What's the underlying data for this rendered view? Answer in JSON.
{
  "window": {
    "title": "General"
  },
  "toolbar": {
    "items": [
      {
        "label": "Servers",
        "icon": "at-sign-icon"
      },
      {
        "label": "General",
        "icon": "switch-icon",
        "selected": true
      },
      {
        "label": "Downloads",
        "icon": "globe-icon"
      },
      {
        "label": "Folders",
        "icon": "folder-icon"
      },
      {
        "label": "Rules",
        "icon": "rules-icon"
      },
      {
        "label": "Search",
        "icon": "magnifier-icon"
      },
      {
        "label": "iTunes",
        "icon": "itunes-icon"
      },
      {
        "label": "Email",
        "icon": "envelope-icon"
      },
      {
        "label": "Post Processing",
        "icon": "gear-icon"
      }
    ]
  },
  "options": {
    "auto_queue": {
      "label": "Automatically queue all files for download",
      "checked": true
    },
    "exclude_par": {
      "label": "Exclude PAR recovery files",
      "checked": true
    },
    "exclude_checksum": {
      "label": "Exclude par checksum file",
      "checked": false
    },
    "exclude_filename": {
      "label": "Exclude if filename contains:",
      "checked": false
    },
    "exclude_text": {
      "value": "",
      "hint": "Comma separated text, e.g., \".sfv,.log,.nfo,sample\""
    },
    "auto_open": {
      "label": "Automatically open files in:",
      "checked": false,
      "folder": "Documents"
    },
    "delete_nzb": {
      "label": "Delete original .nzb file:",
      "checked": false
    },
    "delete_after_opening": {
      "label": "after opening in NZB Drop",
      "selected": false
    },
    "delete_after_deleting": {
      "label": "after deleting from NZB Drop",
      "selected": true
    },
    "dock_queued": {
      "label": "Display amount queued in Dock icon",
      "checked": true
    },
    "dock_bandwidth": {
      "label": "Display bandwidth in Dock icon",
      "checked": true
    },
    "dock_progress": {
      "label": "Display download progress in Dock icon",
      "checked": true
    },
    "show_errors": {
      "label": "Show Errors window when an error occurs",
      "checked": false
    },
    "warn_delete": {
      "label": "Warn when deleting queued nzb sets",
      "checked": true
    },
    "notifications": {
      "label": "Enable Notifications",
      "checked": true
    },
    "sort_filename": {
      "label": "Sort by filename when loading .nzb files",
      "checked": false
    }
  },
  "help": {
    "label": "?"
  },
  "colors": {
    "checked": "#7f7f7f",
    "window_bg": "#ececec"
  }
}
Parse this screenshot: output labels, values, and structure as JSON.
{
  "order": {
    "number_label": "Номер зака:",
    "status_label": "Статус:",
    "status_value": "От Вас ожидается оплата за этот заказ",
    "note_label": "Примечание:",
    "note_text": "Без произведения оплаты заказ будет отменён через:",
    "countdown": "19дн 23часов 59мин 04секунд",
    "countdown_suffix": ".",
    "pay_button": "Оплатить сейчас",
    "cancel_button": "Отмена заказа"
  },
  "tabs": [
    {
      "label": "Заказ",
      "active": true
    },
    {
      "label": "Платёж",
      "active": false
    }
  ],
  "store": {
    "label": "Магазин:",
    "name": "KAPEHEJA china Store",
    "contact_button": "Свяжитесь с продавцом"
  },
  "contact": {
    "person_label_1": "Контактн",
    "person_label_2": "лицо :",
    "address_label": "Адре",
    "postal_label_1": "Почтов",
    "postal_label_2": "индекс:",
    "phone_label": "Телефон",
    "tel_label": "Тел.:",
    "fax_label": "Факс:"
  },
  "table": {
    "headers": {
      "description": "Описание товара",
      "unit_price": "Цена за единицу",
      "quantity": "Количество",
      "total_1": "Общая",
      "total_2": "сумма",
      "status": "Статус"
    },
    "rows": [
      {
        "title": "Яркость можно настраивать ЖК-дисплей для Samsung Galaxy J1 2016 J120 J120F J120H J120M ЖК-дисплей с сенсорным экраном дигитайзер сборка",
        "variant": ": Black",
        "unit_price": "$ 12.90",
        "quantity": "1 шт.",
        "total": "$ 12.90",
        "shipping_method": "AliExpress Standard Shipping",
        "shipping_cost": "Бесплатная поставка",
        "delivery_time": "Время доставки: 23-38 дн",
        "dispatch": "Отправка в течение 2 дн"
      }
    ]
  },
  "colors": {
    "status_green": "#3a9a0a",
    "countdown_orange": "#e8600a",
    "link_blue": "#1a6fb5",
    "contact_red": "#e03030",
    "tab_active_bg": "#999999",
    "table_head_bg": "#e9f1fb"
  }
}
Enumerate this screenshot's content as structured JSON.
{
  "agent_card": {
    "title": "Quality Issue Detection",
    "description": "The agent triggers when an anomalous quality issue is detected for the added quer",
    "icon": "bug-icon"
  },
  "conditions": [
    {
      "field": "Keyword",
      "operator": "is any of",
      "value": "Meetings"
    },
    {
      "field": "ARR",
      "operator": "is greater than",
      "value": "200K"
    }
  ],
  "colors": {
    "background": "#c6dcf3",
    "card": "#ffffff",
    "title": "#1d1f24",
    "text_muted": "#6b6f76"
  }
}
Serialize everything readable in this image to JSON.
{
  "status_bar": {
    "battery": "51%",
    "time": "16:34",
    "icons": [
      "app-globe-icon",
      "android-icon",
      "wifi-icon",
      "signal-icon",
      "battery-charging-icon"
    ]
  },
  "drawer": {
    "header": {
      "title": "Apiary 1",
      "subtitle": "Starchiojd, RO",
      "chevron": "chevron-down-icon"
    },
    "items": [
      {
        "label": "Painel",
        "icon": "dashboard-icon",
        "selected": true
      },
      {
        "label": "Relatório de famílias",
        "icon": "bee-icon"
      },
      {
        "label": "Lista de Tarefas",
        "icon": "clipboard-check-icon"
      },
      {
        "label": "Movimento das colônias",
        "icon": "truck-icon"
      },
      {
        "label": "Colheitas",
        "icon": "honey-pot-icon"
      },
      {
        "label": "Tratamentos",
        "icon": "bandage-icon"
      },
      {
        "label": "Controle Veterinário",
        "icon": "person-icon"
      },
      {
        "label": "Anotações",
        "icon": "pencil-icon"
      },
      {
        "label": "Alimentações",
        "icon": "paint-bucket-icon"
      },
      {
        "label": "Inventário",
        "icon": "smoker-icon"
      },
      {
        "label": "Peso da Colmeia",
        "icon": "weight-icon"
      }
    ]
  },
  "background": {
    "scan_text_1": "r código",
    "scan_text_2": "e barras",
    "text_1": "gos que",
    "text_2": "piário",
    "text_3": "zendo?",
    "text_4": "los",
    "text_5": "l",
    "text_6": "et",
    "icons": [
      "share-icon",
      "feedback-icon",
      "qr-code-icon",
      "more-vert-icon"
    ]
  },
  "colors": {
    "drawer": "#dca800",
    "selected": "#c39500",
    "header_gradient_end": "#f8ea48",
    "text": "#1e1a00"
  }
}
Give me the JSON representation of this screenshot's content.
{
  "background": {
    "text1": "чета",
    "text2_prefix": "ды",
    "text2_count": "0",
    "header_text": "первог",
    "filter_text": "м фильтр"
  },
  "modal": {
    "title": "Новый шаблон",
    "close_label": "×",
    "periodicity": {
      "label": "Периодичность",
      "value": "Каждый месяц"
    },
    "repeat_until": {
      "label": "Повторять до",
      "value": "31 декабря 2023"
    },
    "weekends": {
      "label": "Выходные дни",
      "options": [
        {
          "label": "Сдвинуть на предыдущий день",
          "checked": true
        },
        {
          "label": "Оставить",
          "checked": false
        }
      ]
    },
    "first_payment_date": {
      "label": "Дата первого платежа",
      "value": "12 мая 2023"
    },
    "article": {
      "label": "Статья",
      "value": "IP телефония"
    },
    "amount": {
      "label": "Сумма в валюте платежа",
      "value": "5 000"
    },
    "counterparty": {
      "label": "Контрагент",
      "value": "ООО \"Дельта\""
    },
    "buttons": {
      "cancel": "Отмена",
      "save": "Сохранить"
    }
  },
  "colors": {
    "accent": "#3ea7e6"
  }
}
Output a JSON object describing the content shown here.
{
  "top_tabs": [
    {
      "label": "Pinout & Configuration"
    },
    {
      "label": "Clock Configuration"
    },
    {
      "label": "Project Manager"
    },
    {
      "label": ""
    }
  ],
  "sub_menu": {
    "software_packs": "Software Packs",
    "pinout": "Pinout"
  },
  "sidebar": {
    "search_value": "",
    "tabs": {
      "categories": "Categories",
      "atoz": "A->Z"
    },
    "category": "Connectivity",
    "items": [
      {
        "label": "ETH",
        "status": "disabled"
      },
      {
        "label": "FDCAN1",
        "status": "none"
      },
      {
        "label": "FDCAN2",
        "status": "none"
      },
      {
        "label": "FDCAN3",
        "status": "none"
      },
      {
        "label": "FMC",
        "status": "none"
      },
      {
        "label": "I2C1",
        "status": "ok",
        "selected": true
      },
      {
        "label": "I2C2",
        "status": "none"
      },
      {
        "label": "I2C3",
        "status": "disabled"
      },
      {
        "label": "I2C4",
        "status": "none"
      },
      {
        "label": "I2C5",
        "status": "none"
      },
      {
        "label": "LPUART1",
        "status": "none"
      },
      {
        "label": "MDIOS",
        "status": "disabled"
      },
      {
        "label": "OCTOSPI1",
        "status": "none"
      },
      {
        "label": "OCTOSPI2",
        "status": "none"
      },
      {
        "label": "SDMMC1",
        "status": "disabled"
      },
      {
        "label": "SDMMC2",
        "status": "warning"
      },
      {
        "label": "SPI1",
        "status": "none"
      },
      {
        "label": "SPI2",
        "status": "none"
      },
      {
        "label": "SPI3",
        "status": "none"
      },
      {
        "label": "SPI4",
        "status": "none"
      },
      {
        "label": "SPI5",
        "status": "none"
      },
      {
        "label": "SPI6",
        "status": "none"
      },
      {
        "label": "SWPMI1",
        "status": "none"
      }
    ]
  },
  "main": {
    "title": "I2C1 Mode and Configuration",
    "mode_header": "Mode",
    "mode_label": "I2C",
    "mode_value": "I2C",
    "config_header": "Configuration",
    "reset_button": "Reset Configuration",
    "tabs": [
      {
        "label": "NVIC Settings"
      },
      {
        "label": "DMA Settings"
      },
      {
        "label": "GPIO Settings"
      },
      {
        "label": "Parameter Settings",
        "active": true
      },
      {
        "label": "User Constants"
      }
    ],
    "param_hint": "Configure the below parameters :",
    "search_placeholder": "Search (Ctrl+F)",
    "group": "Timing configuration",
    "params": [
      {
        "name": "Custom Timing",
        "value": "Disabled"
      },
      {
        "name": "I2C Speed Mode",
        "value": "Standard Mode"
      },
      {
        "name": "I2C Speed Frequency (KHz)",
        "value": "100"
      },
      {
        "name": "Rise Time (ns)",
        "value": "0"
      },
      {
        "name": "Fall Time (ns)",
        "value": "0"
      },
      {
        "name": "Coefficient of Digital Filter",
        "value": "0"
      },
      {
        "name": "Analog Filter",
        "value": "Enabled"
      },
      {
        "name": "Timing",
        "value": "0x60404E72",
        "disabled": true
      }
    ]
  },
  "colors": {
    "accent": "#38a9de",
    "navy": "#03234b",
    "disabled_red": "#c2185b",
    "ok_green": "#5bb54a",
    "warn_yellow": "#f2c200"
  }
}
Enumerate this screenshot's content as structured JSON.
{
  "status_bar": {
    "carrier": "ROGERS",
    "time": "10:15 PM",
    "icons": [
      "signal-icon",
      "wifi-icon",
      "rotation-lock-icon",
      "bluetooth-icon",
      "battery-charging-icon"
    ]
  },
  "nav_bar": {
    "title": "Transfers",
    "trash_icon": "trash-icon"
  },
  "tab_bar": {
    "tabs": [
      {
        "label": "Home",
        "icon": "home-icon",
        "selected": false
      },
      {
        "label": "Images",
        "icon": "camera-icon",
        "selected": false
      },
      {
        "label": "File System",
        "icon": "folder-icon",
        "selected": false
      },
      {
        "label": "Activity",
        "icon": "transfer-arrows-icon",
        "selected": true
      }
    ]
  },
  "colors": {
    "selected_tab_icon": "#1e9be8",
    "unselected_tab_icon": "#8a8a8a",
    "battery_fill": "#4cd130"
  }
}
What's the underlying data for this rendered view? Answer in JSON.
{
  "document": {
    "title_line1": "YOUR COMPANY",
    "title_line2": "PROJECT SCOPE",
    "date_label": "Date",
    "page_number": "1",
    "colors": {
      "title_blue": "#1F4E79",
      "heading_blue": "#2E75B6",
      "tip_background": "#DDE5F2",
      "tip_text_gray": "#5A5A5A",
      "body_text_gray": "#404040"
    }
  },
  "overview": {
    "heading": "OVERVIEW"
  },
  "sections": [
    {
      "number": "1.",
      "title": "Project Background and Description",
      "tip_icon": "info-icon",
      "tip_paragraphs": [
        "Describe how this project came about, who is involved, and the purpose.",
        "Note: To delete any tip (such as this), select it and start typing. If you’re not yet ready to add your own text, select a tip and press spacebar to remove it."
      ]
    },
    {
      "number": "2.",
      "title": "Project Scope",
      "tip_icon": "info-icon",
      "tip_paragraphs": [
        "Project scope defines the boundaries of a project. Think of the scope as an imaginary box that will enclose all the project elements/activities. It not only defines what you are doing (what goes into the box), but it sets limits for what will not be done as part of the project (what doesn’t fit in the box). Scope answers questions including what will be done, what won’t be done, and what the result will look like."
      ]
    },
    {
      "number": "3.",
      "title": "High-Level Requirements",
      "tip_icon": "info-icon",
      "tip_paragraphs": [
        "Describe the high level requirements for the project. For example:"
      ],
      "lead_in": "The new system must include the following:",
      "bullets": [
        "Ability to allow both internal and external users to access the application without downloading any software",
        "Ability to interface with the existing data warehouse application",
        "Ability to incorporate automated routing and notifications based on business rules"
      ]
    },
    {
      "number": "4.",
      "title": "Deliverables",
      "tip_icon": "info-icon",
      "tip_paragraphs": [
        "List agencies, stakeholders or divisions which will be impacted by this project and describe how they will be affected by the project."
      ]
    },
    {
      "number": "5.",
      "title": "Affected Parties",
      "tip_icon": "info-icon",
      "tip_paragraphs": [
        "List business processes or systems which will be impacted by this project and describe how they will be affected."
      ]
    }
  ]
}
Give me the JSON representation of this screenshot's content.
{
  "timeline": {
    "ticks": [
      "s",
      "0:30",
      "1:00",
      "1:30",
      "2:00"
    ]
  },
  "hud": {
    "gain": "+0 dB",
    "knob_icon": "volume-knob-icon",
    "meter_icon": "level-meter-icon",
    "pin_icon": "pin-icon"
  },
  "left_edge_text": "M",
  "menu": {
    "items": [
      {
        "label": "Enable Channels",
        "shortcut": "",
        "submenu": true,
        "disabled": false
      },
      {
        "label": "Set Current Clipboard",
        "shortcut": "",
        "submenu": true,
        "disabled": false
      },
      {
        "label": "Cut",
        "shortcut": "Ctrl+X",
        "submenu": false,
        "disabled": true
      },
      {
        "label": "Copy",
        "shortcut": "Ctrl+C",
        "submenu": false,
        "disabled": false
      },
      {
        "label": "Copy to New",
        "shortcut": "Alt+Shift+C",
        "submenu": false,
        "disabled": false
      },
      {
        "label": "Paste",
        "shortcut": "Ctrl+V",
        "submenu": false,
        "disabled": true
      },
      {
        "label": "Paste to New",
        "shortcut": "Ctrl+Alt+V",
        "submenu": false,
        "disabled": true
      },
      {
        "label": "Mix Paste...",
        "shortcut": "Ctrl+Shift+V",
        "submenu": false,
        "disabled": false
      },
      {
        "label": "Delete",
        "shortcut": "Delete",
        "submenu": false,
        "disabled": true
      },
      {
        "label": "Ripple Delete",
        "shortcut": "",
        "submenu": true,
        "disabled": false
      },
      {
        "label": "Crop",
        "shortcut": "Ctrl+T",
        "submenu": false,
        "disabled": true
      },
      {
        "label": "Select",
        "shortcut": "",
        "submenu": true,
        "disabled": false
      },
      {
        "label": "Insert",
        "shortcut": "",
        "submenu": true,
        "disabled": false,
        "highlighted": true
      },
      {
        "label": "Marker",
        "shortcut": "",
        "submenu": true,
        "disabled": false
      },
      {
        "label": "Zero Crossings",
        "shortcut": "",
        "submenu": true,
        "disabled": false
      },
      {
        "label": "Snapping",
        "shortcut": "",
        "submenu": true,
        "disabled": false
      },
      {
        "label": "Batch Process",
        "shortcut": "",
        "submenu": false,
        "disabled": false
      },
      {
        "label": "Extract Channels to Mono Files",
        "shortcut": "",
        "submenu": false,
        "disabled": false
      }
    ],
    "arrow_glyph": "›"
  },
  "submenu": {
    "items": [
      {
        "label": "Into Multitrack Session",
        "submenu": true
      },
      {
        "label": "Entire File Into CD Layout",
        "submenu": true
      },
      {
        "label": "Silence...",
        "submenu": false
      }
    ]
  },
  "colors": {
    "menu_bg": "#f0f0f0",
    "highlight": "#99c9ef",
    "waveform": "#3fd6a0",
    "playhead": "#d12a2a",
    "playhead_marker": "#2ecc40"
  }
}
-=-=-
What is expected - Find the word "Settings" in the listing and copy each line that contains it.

Solution to the problem -
        "label": "NVIC Settings"
        "label": "DMA Settings"
        "label": "GPIO Settings"
        "label": "Parameter Settings",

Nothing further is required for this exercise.